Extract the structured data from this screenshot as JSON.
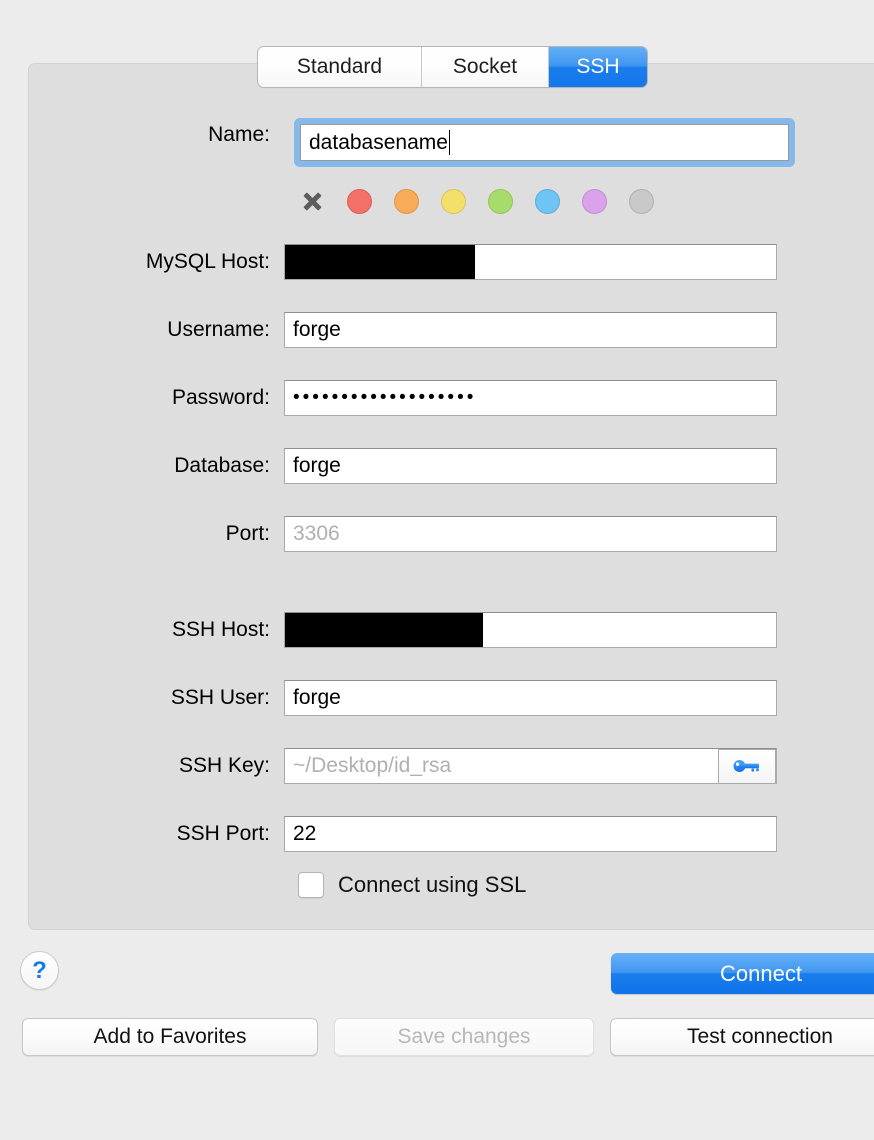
{
  "tabs": [
    {
      "label": "Standard",
      "active": false
    },
    {
      "label": "Socket",
      "active": false
    },
    {
      "label": "SSH",
      "active": true
    }
  ],
  "form": {
    "name": {
      "label": "Name:",
      "value": "databasename",
      "focused": true
    },
    "mysql_host": {
      "label": "MySQL Host:",
      "value": "",
      "redacted": true
    },
    "username": {
      "label": "Username:",
      "value": "forge"
    },
    "password": {
      "label": "Password:",
      "value": "•••••••••••••••••••"
    },
    "database": {
      "label": "Database:",
      "value": "forge"
    },
    "port": {
      "label": "Port:",
      "value": "",
      "placeholder": "3306"
    },
    "ssh_host": {
      "label": "SSH Host:",
      "value": "",
      "redacted": true
    },
    "ssh_user": {
      "label": "SSH User:",
      "value": "forge"
    },
    "ssh_key": {
      "label": "SSH Key:",
      "value": "",
      "placeholder": "~/Desktop/id_rsa",
      "button_icon": "key-icon"
    },
    "ssh_port": {
      "label": "SSH Port:",
      "value": "22"
    }
  },
  "swatches": {
    "clear_icon": "x-icon",
    "colors": [
      {
        "name": "red",
        "hex": "#f4716a"
      },
      {
        "name": "orange",
        "hex": "#f8ab58"
      },
      {
        "name": "yellow",
        "hex": "#f2e06a"
      },
      {
        "name": "green",
        "hex": "#a8dc6a"
      },
      {
        "name": "blue",
        "hex": "#6ec4f4"
      },
      {
        "name": "purple",
        "hex": "#dba2ec"
      },
      {
        "name": "gray",
        "hex": "#c9c9c9"
      }
    ]
  },
  "ssl": {
    "label": "Connect using SSL",
    "checked": false
  },
  "buttons": {
    "help": "?",
    "connect": "Connect",
    "add_to_favorites": "Add to Favorites",
    "save_changes": "Save changes",
    "test_connection": "Test connection"
  },
  "colors": {
    "accent": "#1a7ded",
    "panel_bg": "#dedede",
    "window_bg": "#ececec"
  }
}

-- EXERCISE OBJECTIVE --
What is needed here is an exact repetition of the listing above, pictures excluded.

-- FINISHED EXERCISE --
Extract the structured data from this screenshot as JSON.
{
  "tabs": [
    {
      "label": "Standard",
      "active": false
    },
    {
      "label": "Socket",
      "active": false
    },
    {
      "label": "SSH",
      "active": true
    }
  ],
  "form": {
    "name": {
      "label": "Name:",
      "value": "databasename",
      "focused": true
    },
    "mysql_host": {
      "label": "MySQL Host:",
      "value": "",
      "redacted": true
    },
    "username": {
      "label": "Username:",
      "value": "forge"
    },
    "password": {
      "label": "Password:",
      "value": "•••••••••••••••••••"
    },
    "database": {
      "label": "Database:",
      "value": "forge"
    },
    "port": {
      "label": "Port:",
      "value": "",
      "placeholder": "3306"
    },
    "ssh_host": {
      "label": "SSH Host:",
      "value": "",
      "redacted": true
    },
    "ssh_user": {
      "label": "SSH User:",
      "value": "forge"
    },
    "ssh_key": {
      "label": "SSH Key:",
      "value": "",
      "placeholder": "~/Desktop/id_rsa",
      "button_icon": "key-icon"
    },
    "ssh_port": {
      "label": "SSH Port:",
      "value": "22"
    }
  },
  "swatches": {
    "clear_icon": "x-icon",
    "colors": [
      {
        "name": "red",
        "hex": "#f4716a"
      },
      {
        "name": "orange",
        "hex": "#f8ab58"
      },
      {
        "name": "yellow",
        "hex": "#f2e06a"
      },
      {
        "name": "green",
        "hex": "#a8dc6a"
      },
      {
        "name": "blue",
        "hex": "#6ec4f4"
      },
      {
        "name": "purple",
        "hex": "#dba2ec"
      },
      {
        "name": "gray",
        "hex": "#c9c9c9"
      }
    ]
  },
  "ssl": {
    "label": "Connect using SSL",
    "checked": false
  },
  "buttons": {
    "help": "?",
    "connect": "Connect",
    "add_to_favorites": "Add to Favorites",
    "save_changes": "Save changes",
    "test_connection": "Test connection"
  },
  "colors": {
    "accent": "#1a7ded",
    "panel_bg": "#dedede",
    "window_bg": "#ececec"
  }
}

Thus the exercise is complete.